6. Coordinate representations of the Sasaki metric

For any coordinates on $M$, there are corresponding coordinates on $TM$ given by the coordinate functions and their differentials. If $x$ denotes the coordinates on $M$, let $(x,y)$ be the corresponding coordinates on $TM$. Let also $(x,y,X,Y)$ be the corresponding coordinates on $TTM$.

The vectors \(\{\delta_{x^j}=\partial_{x^j} - \Gamma^l_{jk} y^k \partial_{y^l}\}_{j=1}^n\) are a basis for the subspace \(H(\theta)\), where \(\theta =(x_0,y_0)\). The vectors \(\{\partial_{y^k}\}_{k=1}^n\) are a basis for the subspace \(V(\theta)\), \(\theta =(x_0,y_0)\).

The operators $d\pi$ and $K$ can be described in these coordinates: \begin{align*} K_\theta(\delta_{x^j}) &= 0,\\ d_\theta\pi(\delta_{x^j}) &= \partial_{x^j},\\ d_\theta\pi(\partial_{y^k}) &= 0,\\ K_\theta(\partial_{y^k}) &= \partial_{x^k}. \end{align*}
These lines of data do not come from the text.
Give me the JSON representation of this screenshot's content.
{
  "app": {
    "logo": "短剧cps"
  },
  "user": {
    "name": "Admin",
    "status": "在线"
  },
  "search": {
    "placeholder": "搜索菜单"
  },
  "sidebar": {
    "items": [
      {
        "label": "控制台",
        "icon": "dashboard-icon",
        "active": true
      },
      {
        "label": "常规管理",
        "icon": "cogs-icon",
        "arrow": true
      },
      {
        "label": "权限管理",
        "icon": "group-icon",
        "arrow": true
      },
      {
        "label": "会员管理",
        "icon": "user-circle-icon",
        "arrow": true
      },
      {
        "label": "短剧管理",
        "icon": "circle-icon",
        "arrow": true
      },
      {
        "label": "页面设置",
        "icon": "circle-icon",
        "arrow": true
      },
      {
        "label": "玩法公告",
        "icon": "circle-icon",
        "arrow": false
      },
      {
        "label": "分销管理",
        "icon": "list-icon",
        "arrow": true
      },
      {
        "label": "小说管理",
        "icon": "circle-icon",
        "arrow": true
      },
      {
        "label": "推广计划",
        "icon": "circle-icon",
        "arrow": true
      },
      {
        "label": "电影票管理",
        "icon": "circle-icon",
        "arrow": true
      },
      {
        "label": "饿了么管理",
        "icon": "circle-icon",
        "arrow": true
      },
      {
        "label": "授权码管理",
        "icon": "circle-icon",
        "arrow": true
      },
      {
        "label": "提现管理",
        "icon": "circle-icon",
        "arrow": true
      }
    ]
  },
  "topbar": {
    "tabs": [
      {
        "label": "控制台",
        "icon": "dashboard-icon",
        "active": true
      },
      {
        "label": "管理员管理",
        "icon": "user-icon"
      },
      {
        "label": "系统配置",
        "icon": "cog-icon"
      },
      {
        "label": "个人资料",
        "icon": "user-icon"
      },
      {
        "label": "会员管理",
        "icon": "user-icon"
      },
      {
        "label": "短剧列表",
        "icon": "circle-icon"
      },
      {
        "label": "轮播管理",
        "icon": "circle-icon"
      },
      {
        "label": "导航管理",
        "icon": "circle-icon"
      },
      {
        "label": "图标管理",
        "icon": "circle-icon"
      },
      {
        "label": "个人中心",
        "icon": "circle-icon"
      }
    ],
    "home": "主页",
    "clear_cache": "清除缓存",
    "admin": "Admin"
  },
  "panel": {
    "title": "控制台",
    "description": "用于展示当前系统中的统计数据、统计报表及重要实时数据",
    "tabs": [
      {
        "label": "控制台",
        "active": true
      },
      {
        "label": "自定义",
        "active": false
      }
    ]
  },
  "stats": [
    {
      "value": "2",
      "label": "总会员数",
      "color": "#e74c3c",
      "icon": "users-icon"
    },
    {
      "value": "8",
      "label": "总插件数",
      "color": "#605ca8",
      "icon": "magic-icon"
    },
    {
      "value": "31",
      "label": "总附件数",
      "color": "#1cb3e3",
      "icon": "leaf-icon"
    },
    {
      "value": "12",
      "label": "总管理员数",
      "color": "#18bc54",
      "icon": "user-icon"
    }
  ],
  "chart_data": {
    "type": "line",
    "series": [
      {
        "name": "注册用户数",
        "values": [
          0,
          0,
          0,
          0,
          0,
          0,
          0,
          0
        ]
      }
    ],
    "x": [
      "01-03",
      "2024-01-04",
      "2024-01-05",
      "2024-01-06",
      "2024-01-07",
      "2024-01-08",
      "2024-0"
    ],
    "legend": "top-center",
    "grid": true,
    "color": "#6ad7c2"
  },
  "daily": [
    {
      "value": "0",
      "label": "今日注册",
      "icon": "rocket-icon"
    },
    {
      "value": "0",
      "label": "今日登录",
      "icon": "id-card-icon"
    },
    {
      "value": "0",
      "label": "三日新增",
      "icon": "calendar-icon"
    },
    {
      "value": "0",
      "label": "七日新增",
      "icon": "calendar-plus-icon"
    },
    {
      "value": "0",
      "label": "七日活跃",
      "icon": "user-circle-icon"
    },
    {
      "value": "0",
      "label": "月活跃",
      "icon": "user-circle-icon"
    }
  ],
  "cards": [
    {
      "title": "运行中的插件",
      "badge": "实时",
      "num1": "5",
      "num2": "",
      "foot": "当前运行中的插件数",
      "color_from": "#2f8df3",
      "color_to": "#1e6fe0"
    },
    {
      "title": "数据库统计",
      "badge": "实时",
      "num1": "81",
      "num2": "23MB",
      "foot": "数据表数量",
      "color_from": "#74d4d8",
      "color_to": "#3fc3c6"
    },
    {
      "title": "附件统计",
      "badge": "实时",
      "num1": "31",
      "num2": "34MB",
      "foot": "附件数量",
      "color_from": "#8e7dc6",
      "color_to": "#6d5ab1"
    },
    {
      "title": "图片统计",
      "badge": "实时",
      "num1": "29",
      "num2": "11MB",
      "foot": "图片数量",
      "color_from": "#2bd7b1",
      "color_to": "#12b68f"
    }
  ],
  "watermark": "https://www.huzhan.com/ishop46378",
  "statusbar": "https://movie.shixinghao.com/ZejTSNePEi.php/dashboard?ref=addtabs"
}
Given vectors \(\xi,\eta \in T_\theta TM\) and writing them in the basis given by $\delta_{x^j}$ and $\partial_{x^j}$, i.e. $$ \xi = X^i \delta_{x^i} + Y^k \partial_{y^k}, \quad \eta = \tilde X^i \delta_{x^i} + \tilde Y^k \partial_{y^k}, $$ we get that $$\langle \xi, \eta \rangle_{\text{Sasaki}} = \langle X^i \partial_{x^i}, \tilde X^i \partial_{x^i} \rangle + \langle Y^k \partial_{x^k}, \tilde Y^k \partial_{x^k} \rangle = g_{jk} X^j \tilde X^k + g_jk Y^j \tilde Y^k. $$